Determine how many lines below hold the string "title". Reply with the number alone.

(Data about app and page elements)
——
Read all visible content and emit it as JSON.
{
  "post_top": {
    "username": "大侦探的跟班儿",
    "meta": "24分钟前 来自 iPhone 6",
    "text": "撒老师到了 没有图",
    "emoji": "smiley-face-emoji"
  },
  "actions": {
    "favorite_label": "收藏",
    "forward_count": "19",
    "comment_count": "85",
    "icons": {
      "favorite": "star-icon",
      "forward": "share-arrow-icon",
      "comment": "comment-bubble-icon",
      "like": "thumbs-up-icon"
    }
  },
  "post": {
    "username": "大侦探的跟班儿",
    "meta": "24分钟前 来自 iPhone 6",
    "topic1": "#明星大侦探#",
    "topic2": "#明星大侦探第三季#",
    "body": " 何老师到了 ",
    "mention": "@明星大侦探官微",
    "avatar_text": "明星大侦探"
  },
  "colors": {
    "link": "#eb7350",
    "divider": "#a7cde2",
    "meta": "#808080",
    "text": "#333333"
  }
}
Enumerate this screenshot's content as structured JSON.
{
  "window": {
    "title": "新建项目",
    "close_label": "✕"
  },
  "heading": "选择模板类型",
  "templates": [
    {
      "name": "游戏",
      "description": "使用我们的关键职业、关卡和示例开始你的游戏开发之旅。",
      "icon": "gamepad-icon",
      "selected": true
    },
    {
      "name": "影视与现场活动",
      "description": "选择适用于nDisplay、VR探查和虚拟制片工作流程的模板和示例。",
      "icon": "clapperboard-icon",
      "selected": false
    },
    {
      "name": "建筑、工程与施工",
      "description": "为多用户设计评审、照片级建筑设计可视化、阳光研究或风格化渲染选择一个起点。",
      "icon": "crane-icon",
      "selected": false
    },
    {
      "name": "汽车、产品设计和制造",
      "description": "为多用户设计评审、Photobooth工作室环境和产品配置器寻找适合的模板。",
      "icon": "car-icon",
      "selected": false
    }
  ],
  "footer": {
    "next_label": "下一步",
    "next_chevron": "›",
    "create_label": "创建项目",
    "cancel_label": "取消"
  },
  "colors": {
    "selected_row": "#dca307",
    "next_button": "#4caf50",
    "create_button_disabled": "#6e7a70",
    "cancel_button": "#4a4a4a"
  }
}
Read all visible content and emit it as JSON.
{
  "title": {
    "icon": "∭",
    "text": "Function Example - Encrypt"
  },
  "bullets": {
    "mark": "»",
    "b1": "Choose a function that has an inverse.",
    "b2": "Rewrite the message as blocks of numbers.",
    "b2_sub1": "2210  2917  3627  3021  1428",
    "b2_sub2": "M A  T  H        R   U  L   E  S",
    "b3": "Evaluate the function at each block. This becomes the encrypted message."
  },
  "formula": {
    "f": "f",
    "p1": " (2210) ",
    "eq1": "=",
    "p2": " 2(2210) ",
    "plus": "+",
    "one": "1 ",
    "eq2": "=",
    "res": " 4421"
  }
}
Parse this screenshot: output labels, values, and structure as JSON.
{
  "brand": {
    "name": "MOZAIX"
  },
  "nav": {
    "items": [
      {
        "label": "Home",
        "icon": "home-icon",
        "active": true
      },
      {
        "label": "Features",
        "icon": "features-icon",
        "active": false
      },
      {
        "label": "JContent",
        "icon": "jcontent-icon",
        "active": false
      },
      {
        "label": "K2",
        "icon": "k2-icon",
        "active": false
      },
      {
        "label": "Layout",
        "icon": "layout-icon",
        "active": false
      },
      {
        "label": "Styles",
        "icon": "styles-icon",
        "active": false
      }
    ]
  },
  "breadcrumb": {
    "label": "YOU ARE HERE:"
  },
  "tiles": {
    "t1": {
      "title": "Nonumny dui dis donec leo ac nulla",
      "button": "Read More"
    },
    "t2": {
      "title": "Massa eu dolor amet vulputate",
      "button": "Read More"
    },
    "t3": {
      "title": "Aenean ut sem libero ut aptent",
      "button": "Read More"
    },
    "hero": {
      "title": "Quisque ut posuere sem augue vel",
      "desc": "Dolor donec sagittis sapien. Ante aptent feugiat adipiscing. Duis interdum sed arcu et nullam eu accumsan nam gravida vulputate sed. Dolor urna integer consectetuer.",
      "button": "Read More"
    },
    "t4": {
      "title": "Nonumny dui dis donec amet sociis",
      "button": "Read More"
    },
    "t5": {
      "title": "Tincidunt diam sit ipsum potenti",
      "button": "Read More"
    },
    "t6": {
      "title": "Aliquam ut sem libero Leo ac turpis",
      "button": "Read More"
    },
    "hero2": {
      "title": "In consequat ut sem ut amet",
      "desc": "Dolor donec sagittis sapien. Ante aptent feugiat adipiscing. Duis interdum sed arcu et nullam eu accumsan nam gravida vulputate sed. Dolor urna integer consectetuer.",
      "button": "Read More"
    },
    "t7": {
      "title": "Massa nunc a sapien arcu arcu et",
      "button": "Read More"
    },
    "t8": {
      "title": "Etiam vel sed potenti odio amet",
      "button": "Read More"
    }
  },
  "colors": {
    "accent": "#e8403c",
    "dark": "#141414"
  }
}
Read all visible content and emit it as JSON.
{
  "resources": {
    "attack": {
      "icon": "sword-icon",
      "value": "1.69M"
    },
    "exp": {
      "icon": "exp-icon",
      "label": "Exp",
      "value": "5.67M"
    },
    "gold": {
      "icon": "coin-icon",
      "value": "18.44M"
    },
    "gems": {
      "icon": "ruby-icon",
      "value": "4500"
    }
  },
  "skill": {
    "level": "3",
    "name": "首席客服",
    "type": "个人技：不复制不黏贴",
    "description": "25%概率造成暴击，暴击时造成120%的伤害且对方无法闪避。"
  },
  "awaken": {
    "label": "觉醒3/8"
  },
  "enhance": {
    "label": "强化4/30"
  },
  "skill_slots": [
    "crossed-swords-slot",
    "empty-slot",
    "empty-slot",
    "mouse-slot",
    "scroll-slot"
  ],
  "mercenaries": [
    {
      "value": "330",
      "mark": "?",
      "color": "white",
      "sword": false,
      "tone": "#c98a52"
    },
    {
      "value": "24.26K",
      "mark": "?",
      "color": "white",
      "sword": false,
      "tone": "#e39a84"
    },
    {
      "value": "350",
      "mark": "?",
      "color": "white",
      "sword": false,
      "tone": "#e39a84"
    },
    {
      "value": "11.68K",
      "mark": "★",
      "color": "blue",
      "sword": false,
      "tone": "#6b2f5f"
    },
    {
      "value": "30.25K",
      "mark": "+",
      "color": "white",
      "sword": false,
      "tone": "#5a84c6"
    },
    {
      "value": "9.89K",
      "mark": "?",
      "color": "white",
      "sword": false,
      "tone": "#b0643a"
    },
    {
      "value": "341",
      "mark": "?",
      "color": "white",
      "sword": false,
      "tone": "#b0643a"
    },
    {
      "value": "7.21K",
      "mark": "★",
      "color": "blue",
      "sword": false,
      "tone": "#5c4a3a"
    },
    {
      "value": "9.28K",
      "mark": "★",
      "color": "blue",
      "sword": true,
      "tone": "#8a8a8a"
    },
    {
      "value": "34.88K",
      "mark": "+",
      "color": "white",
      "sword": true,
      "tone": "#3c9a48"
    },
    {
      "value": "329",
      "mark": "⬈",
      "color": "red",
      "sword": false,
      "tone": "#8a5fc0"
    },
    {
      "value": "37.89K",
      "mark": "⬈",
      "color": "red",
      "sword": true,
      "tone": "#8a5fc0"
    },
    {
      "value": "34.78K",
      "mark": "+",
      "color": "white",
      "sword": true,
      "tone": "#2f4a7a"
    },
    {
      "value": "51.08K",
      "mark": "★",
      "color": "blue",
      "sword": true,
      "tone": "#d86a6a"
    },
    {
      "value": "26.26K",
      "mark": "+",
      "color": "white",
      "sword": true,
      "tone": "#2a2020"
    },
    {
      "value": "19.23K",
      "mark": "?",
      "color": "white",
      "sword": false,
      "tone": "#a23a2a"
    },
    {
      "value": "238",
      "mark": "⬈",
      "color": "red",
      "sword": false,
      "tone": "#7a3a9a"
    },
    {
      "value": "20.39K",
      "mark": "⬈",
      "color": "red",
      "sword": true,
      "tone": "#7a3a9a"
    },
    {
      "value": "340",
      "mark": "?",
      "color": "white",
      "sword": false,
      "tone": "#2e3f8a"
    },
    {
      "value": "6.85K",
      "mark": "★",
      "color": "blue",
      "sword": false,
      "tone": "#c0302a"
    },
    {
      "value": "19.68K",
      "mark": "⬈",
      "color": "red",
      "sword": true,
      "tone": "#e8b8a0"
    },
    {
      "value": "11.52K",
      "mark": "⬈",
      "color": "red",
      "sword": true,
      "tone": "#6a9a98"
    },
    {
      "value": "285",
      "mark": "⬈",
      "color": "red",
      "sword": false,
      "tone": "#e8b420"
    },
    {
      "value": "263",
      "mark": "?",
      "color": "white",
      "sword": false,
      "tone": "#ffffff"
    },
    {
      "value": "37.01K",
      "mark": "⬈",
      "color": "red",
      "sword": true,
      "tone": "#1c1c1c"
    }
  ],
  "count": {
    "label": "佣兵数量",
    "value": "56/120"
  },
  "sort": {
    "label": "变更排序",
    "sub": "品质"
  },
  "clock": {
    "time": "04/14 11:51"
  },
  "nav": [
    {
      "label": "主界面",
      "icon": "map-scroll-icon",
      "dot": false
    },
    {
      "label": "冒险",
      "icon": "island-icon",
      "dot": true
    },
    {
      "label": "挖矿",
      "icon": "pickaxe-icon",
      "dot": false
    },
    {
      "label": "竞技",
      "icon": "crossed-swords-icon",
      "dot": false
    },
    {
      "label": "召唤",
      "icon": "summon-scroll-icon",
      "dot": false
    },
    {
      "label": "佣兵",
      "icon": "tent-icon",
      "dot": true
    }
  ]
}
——
**Task response:**
12